Excerpts from a dataset:
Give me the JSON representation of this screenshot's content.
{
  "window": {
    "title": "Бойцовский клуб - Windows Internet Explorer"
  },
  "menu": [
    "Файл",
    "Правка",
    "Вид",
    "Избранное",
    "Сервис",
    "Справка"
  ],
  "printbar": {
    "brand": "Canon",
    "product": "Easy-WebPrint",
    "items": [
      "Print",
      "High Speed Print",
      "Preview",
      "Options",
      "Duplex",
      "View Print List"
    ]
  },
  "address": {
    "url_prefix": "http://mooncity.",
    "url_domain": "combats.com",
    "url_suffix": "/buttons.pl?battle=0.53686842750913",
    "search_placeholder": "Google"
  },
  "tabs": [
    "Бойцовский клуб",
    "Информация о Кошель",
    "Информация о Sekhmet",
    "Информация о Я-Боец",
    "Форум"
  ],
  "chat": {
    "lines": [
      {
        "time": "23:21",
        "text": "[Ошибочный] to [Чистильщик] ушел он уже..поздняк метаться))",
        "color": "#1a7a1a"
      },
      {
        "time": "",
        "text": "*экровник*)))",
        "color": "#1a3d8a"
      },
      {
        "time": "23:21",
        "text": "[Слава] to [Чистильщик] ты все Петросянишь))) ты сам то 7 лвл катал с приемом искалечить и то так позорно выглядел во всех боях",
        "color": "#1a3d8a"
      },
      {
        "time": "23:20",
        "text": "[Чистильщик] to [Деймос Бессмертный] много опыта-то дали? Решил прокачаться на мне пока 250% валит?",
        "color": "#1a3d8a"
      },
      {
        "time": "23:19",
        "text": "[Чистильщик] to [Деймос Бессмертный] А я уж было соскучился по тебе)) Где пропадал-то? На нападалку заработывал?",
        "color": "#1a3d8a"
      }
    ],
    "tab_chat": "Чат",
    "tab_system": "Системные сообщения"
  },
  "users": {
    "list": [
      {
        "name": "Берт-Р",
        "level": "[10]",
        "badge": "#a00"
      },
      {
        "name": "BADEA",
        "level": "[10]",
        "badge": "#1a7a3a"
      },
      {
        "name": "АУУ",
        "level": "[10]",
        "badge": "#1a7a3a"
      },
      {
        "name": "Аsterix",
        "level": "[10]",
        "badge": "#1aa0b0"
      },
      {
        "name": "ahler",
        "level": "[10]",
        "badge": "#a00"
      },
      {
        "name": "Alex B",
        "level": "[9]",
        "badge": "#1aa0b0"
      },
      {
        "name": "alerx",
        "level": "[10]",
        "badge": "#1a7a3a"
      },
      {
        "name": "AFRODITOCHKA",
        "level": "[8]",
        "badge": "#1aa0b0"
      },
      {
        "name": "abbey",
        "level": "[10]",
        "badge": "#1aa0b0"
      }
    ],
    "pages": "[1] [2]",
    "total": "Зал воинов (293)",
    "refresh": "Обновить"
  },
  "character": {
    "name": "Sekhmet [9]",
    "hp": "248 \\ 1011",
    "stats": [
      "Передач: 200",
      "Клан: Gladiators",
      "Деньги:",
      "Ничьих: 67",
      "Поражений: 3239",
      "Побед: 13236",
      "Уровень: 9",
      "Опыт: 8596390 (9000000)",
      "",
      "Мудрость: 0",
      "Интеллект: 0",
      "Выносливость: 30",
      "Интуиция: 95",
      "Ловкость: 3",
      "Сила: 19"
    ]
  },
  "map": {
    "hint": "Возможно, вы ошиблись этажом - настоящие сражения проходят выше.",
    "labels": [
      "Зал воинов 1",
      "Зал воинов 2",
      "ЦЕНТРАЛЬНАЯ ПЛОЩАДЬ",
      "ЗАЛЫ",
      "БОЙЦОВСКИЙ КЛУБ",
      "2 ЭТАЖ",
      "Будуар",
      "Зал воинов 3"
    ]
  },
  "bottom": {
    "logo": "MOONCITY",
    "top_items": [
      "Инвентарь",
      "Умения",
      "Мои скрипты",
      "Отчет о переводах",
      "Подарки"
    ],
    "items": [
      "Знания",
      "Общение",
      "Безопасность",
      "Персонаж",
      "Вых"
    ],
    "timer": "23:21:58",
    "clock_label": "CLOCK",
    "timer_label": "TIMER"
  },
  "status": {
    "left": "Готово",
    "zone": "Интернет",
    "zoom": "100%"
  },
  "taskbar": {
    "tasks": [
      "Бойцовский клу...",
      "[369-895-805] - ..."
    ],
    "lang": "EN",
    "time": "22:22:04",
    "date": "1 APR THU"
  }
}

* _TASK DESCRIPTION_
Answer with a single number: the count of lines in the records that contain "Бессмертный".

* _EXERCISE OUTPUT_
2